“We were quite surprised after months of lobbying our government that our interests would be forgotten,” said Eve Grenier, president of C.J. Grenier, a 130-year-old, family-owned intimate apparel company based in Montreal. “We made representation to the importance of minimizing the impact of opening the Canadian market to LDC exports.”

According to the Canadian government, apparel imports to Canada from the LDCs were less than $200 million in 2000, accounting for just 4 percent of all Canadian imports. About 75 percent of that total came from Bangladesh.

“The government is cutting 19 percent [the average duty on apparel] off the top, not only for African nations, but also for countries like Bangladesh and Cambodia,” said Bob Kirke, executive director of the Canadian Apparel Federation, which has about 650 apparel manufacturing and supplier members. “That is unconscionable because they didn’t phase it in, they didn’t debate it on the floor of the House of Commons and they are trapping apparel companies in midstream.”
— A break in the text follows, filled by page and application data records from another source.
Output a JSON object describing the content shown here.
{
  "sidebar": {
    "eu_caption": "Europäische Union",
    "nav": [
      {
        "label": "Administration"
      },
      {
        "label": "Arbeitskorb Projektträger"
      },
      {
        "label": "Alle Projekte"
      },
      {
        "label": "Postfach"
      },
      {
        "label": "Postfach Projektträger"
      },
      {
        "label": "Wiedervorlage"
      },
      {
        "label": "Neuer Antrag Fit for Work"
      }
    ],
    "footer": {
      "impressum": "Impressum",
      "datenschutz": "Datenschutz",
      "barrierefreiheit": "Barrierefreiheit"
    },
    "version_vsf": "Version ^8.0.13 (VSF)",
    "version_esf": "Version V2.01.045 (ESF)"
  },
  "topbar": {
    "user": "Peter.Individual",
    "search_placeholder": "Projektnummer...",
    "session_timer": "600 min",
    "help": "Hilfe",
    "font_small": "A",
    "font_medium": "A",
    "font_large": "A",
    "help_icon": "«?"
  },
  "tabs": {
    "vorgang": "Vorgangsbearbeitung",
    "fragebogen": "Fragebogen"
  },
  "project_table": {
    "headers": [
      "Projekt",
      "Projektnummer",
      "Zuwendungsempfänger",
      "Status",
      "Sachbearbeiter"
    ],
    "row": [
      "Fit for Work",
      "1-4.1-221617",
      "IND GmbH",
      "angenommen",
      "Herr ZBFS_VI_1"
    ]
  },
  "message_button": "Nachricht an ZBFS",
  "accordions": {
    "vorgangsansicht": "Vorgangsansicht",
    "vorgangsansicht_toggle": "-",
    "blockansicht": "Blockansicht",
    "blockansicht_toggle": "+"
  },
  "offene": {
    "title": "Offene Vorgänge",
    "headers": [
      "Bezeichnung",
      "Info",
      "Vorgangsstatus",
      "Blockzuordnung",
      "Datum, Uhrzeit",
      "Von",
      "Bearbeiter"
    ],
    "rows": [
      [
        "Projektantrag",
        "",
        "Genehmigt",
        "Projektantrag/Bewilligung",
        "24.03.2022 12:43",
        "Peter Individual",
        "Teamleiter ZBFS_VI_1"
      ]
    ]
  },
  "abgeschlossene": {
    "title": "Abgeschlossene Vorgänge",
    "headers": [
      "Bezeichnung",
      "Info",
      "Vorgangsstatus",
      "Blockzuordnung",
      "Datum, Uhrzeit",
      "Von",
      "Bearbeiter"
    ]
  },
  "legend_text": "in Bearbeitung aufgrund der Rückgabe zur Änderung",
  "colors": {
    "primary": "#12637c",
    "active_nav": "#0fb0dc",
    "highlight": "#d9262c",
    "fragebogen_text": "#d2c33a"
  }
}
The Canadian apparel manufacturing industry, which employs some 100,000 workers and generates $7 billion in annual sales, could stand to lose anywhere from 10,000 to 15,000 jobs, Kirke claimed. He said 40 percent of all clothing purchased in Canada at retail is supplied by domestic manufacturers, while 60 percent of all Canadian production is for the domestic market.

Transshipments are another concern, though the Canadian government has said it will enhance verification, monitoring and enforcement of transshipments.

Kirke said the Federation was lobbying for provisions similar to those in the U.S.’ African Growth & Opportunity Act. Under AGOA, LDCs that qualify are allowed to use third-country fabric for a set period of time and receive duty- and quota-free access to the U.S. More developed African nations, however, must use regional fabric or U.S. fabric and yarn to qualify for AGOA benefits.

According to the Canadian rules of origin, all 48 LDCs can source fabric from almost any third country, including China, but the cutting and/or knitting must be done in the country and 25 percent of the value must be added there.

“If the Canadian federal government had really wanted to do the right thing for Africa, which was the whole issue of the G8 summit, they should have limited the benefits to least developed countries in Africa,” said Elliot Lifson, president of the Apparel Federation and vice chairman of Peerless Clothing, a manufacturer of men’s tailored clothing that employs 3,100 Canadian workers.

“Anyone sourcing overseas will go to countries with an infrastructure like Bangladesh, so that defeats the whole purpose of helping Africa.””